To better understand this issue and to view it across States, download the PDF (414 KB) of this publication.

Effect and Recognition of a Foreign Adoption Decree
Citation: Ann. Stat. § 259.60, Subd. 1

The adoption of a child by a resident of this State under the laws of a foreign country is valid and binding under the laws of this State if the validity of the foreign adoption has been verified by the granting of an IR-3 visa for the child by the U.S. Citizenship and Immigration Services.

Readoption After an Intercountry Adoption
Citation: Ann. Stat. § 259.60, Subd. 2 & 3

A person, whose adoption of a child under the laws of a foreign country is valid in this State, may petition the district court in the county where the adoptive parent resides for a decree confirming and recognizing the adoption, changing the child’s legal name, if requested in the petition, and authorizing the Commissioner of Health to issue a new birth record for the child.A court shall issue the decree upon receipt of the following documents:

  • A petition by the adoptive parent stating that he or she completed adoption of the child under the laws of a foreign country and that the adoption is valid in this State and requesting that the court issue a decree confirming and recognizing the adoption, changing the child’s legal name, if desired, and authorizing the Commissioner of Health to issue a new birth record for the child
  • A copy of the child’s original birth record, if available
  • A copy of the final adoption certificate or equivalent as issued by the foreign jurisdiction
  • A copy of the child’s passport including the U.S. visa indicating IR-3 immigration status
  • Certified English translations of any of the documents listed above that are not written in English

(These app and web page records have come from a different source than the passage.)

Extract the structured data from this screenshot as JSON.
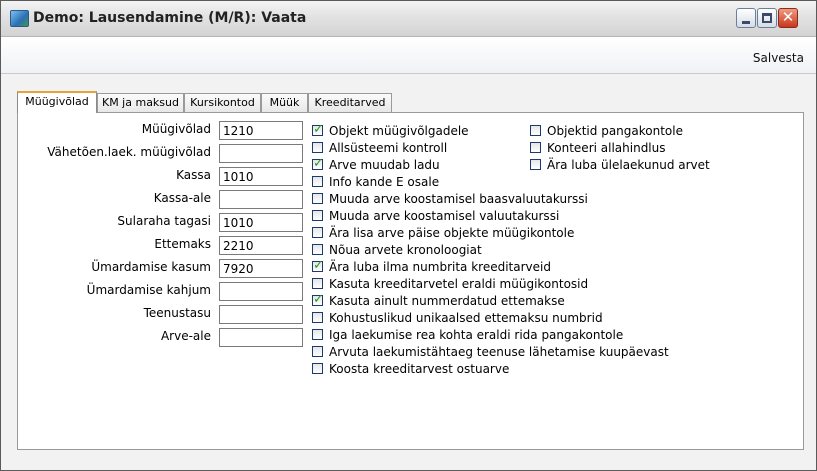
{
  "window": {
    "title": "Demo: Lausendamine (M/R): Vaata"
  },
  "toolbar": {
    "save_label": "Salvesta"
  },
  "tabs": [
    {
      "label": "Müügivõlad",
      "active": true
    },
    {
      "label": "KM ja maksud",
      "active": false
    },
    {
      "label": "Kursikontod",
      "active": false
    },
    {
      "label": "Müük",
      "active": false
    },
    {
      "label": "Kreeditarved",
      "active": false
    }
  ],
  "fields": [
    {
      "label": "Müügivõlad",
      "value": "1210"
    },
    {
      "label": "Vähetõen.laek. müügivõlad",
      "value": ""
    },
    {
      "label": "Kassa",
      "value": "1010"
    },
    {
      "label": "Kassa-ale",
      "value": ""
    },
    {
      "label": "Sularaha tagasi",
      "value": "1010"
    },
    {
      "label": "Ettemaks",
      "value": "2210"
    },
    {
      "label": "Ümardamise kasum",
      "value": "7920"
    },
    {
      "label": "Ümardamise kahjum",
      "value": ""
    },
    {
      "label": "Teenustasu",
      "value": ""
    },
    {
      "label": "Arve-ale",
      "value": ""
    }
  ],
  "checkboxes_col1": [
    {
      "label": "Objekt müügivõlgadele",
      "checked": true
    },
    {
      "label": "Allsüsteemi kontroll",
      "checked": false
    },
    {
      "label": "Arve muudab ladu",
      "checked": true
    },
    {
      "label": "Info kande E osale",
      "checked": false
    },
    {
      "label": "Muuda arve koostamisel baasvaluutakurssi",
      "checked": false
    },
    {
      "label": "Muuda arve koostamisel valuutakurssi",
      "checked": false
    },
    {
      "label": "Ära lisa arve päise objekte müügikontole",
      "checked": false
    },
    {
      "label": "Nõua arvete kronoloogiat",
      "checked": false
    },
    {
      "label": "Ära luba ilma numbrita kreeditarveid",
      "checked": true
    },
    {
      "label": "Kasuta kreeditarvetel eraldi müügikontosid",
      "checked": false
    },
    {
      "label": "Kasuta ainult nummerdatud ettemakse",
      "checked": true
    },
    {
      "label": "Kohustuslikud unikaalsed ettemaksu numbrid",
      "checked": false
    },
    {
      "label": "Iga laekumise rea kohta eraldi rida pangakontole",
      "checked": false
    },
    {
      "label": "Arvuta laekumistähtaeg teenuse lähetamise kuupäevast",
      "checked": false
    },
    {
      "label": "Koosta kreeditarvest ostuarve",
      "checked": false
    }
  ],
  "checkboxes_col2": [
    {
      "label": "Objektid pangakontole",
      "checked": false
    },
    {
      "label": "Konteeri allahindlus",
      "checked": false
    },
    {
      "label": "Ära luba ülelaekunud arvet",
      "checked": false
    }
  ]
}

If a child is adopted by a resident of this State under the laws of a foreign country or if a resident of this State brings a child into the State under an IR-3 or IR-4 visa issued for the child by the U.S. Citizenship and Immigration Services, the postadoption reporting requirements of the country in which the child was adopted, applicable at the time of the child’s adoption, must be given full faith and credit by the courts of this State and apply to the adoptive placement of that child.

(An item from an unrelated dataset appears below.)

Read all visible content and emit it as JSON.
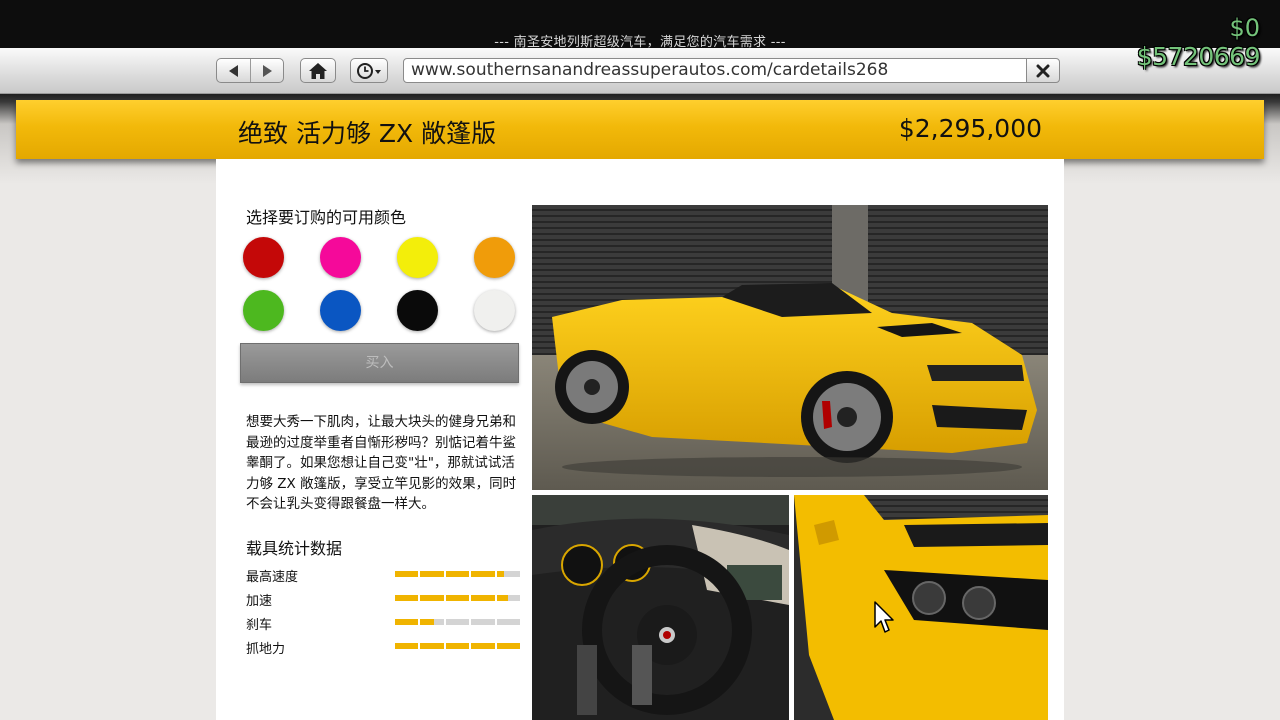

Application for a U.S. Birth Certificate
Citation: Ann. Stat. § 144.218(2)

In proceedings for the adoption of a person who was born in a foreign country, the court, upon evidence presented by the Commissioner of Human Services from information secured at the port of entry or upon evidence from other reliable sources, may make findings of fact as to the date and place of birth and parentage. Upon receipt of certified copies of the court findings and the order or decree of adoption, a certificate of adoption, or a certified copy of a decree issued under § 259.60, the State Registrar shall register a birth record in the new name of the adoptee.

The certified copies of the court findings and the order or decree of adoption, certificate of adoption, or decree issued under § 259.60 are confidential and shall not be disclosed except pursuant to court order or § 144.2252. The birth record shall state the place of birth as specifically as possible and that the vital record is not evidence of U.S. citizenship.


Leave a Reply